Although Rosen begins with the question of historical transformation, his analysis does not focus on explaining change over time. The first two-thirds of the book describe examples of child soldiers in the past without tethering this discussion to an overarching argument about the meaning or significance of child soldiers in history. Instead, Rosen uses history to illuminate the contingency of an idea that most now take for granted, namely that of the “child soldier.” And this is where his work shines. In the last part of the book, he shows how humanitarian and human rights groups in the late twentieth century helped to create modern images of child soldiers. With admirable brevity, he unpacks the dangers of this creation. Despite the best of intentions, those advocating against the use of child soldiers ignore their own history while demonizing the complex conceptions of age that exist in other cultures. Preferring simplified, usually sensationalized, tales of lost innocence, they disregard the real reasons young people participate in war, as well as the varied effects of their service. Imagining all underage fighters solely as victims, they limit the kinds of reckoning that local communities might otherwise seek with the per- petrators of atrocities. And, perhaps most importantly, narratives of evildoers brutalizing the young remove the focus from the causes of war, allowing readers to congratulate themselves on their own sympathy for helpless victims while ignoring their complicity in supporting regimes or benefiting from the conditions that led to the wars in which children are engaged. By shaping our perception of the problem of children in war, Rosen shows, human rights and humanitarian groups have also shaped our understandings of proposed solutions. While more historically grounded research is needed to show how this point was reached, Rosen leaves readers in no doubt as to the dangers of historical amnesia.

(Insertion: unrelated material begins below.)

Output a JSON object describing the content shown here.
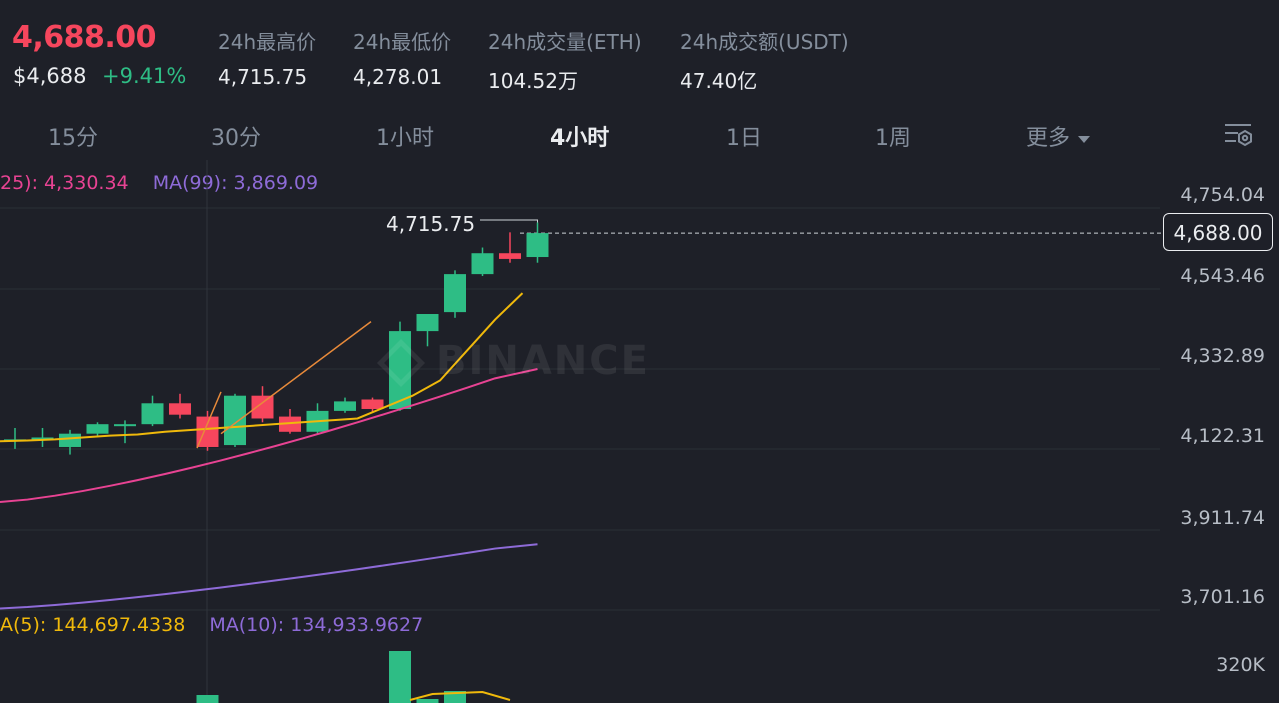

Frances M. Clarke
University of Sydney
About David M. Rosen
David M. Rosen is Professor of Anthropology at Fairleigh Dickinson University. His recent books include Child Soldiers in the Western Imagination: From Patriots Victims (2015) and Armies of the Young: Child Soldiers in War and Terrorism (2005). His articles have appeared in leading scholarly journals including the American Anthropologist, Ethnology and Anthropological Quarterly. His current research is on Jewish child combatants in World War II and is based upon interviews with former child combatants as well as testimonies collected at Yad Vashem while the author was Associate Fellow at the Harry S. Truman Research Institute for the Advancement of Peace, Hebrew University.
This post is part of the SHCY Featured Books series, in which SHCY members provide written contributions on various academic topics pertaining to the history of childhood and youth.